El Perro Del Mar, “An Eye For Gold” (The Control Group)
Swede-pop chanteuse El Perro Del Mar sidesteps her usual heartache (“God Knows (You Gotta Give to Get),” “This Loneliness”) for a few minutes on this spare, previously unreleased demo, which is slated to show up on the forthcoming deluxe edition of the singer’s self-titled debut album. Leading with jazzy piano chords and gentle guitar strums — which take on a live effect by quieting down and growing louder at pivotal points — “An Eye For Gold” showcases Sarah Assbring’s famously breathy vocals in such a way that makes you long for the mid-century days of Jane Birkin and Phil Spector… Or, in this case, 2005. RACHEL BRODSKY
Fifth Harmony, “Going Nowhere” (Epic Records)
One listen to the tightly wound chords on “Going Nowhere,” the latest cut from Fifth Harmony’s just-released Reflection, and you’d think the X Factor alumnae ran up and down the Big piano and Auto-Tuned the notes. Written by Andre Merritt (a.k.a. the same guy who brought us Rihanna’s “Disturbia” and Chris Brown’s “Forever”), “Going Nowhere” repurposes DJ Mustard deflated synths and mixes in some power-pop clapping and up-and-down harmonizing the likes of which pop fans haven’t gotten since the heyday of Girls Aloud. BRENNAN CARLEY

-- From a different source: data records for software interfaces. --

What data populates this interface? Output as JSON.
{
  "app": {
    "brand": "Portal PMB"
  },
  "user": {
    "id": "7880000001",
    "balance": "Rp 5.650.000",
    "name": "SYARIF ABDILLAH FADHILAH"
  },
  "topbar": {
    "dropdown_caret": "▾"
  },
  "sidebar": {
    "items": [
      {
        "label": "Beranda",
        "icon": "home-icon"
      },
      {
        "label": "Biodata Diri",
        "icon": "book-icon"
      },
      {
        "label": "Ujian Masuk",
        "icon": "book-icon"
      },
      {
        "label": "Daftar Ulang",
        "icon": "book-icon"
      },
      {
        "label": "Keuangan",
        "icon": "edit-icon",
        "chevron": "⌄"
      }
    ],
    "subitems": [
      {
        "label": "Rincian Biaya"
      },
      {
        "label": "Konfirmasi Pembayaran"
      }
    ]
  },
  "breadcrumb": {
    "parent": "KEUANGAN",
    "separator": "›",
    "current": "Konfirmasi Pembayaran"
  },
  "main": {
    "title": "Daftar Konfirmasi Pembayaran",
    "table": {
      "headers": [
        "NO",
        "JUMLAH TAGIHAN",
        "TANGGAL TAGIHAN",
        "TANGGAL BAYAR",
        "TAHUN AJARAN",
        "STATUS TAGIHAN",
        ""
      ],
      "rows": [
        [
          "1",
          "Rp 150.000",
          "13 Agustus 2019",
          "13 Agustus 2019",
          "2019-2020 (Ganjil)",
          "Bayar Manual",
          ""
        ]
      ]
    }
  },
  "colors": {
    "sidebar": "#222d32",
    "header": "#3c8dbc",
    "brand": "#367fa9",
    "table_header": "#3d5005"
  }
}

Garden City Movement, “My Only Love” (BLDG5 Records)
This Israeli electro-pop three-piece groove to the rhythm of their hearts on the ultra-smooth “My Only Love,” the first single from the trio’s forthcoming EP, Modern West (out April 6 on BLDG5 Records). Layering glistening disco synths with twinkling keys and sensual falsetto, Garden City Movement easily recall previous sensitive dance hall kings (and queens) like Hot Chip, Glasser, and How to Dress Well. It’s enough to make you re-check the age restrictions for Birthright. R.B.
Oh Wonder, “Lose It” (Self-Released)
London-based electronic duo Oh Wonder have been dropping a new track every month for almost half a year now, but their latest might be their best. “Lose It” is an extremely chill track that starts out quietly, but the precise piano and snapping beat build up to a bold crescendo until, suddenly, the song gets quiet again, heeding the lyrics’ advice that “you gotta give yourself a moment, let your body be.” JAMES GREBEY
Your Underdog, “No Swim Zone” (Self-Released)
“Are we there yet?” Your Underdog plaintively asks in this bouncy new cut, which comes coated with all kinds of sharp, scene-stealing synths. It sounds like the New York City native has reached his final destination — that is, if Point B is an echoey homage to every John Hughes movie score ever, or, more recently, Bleachers’ punchy “I Wanna Get Better.” Turns out “there” is a good place to set up shop. R.B.